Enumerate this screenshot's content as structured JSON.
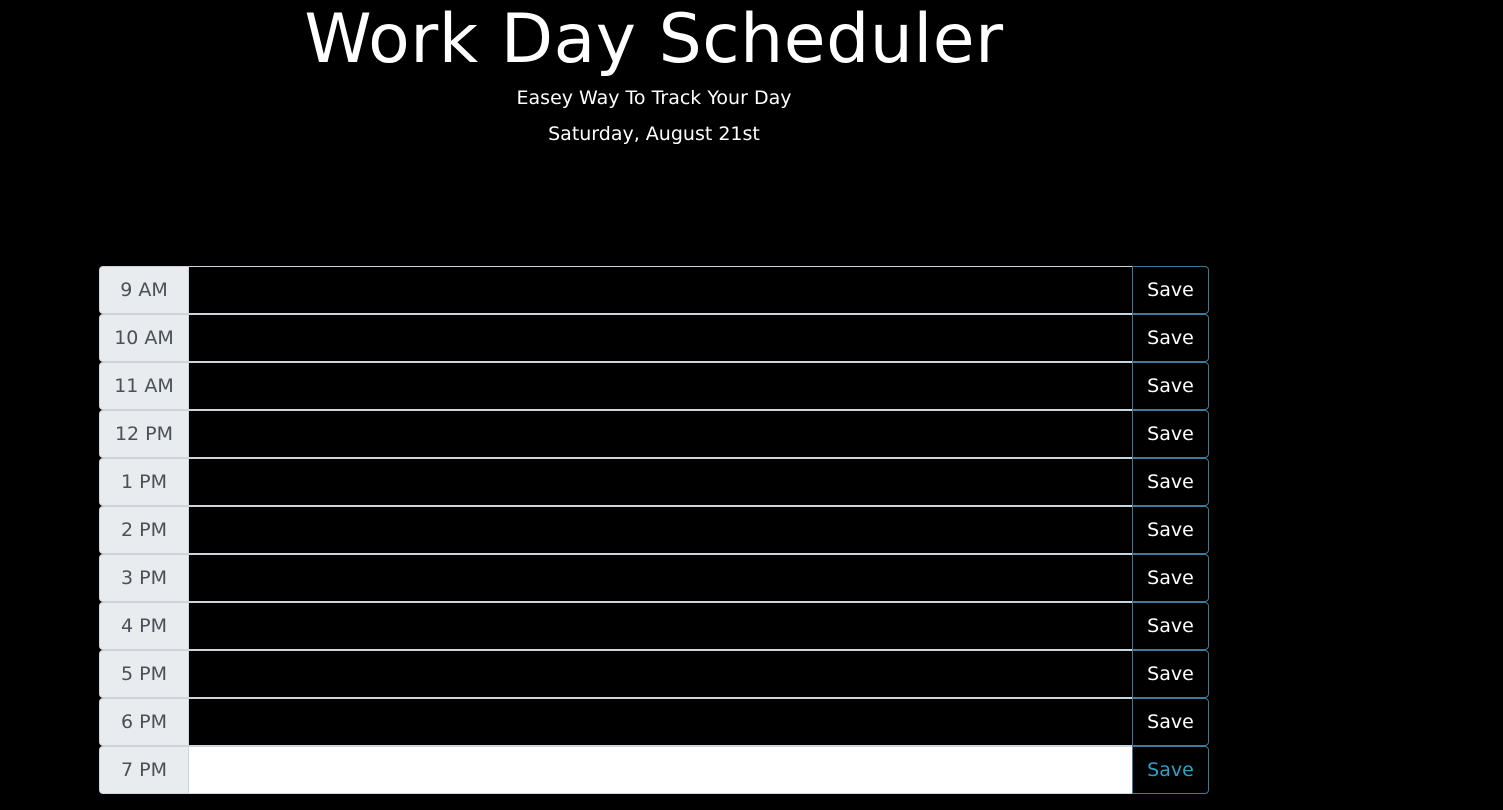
{
  "header": {
    "title": "Work Day Scheduler",
    "subtitle": "Easey Way To Track Your Day",
    "current_day": "Saturday, August 21st"
  },
  "schedule": {
    "save_label": "Save",
    "rows": [
      {
        "hour": "9 AM",
        "task": ""
      },
      {
        "hour": "10 AM",
        "task": ""
      },
      {
        "hour": "11 AM",
        "task": ""
      },
      {
        "hour": "12 PM",
        "task": ""
      },
      {
        "hour": "1 PM",
        "task": ""
      },
      {
        "hour": "2 PM",
        "task": ""
      },
      {
        "hour": "3 PM",
        "task": ""
      },
      {
        "hour": "4 PM",
        "task": ""
      },
      {
        "hour": "5 PM",
        "task": ""
      },
      {
        "hour": "6 PM",
        "task": ""
      },
      {
        "hour": "7 PM",
        "task": ""
      }
    ]
  },
  "colors": {
    "background": "#000000",
    "hour_background": "#e9ecef",
    "past_task": "#000000",
    "future_task": "#ffffff",
    "save_border": "#3b7d99",
    "future_save_text": "#2fa0c8"
  }
}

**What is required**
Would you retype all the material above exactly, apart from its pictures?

**Result for this task**
Enumerate this screenshot's content as structured JSON.
{
  "header": {
    "title": "Work Day Scheduler",
    "subtitle": "Easey Way To Track Your Day",
    "current_day": "Saturday, August 21st"
  },
  "schedule": {
    "save_label": "Save",
    "rows": [
      {
        "hour": "9 AM",
        "task": ""
      },
      {
        "hour": "10 AM",
        "task": ""
      },
      {
        "hour": "11 AM",
        "task": ""
      },
      {
        "hour": "12 PM",
        "task": ""
      },
      {
        "hour": "1 PM",
        "task": ""
      },
      {
        "hour": "2 PM",
        "task": ""
      },
      {
        "hour": "3 PM",
        "task": ""
      },
      {
        "hour": "4 PM",
        "task": ""
      },
      {
        "hour": "5 PM",
        "task": ""
      },
      {
        "hour": "6 PM",
        "task": ""
      },
      {
        "hour": "7 PM",
        "task": ""
      }
    ]
  },
  "colors": {
    "background": "#000000",
    "hour_background": "#e9ecef",
    "past_task": "#000000",
    "future_task": "#ffffff",
    "save_border": "#3b7d99",
    "future_save_text": "#2fa0c8"
  }
}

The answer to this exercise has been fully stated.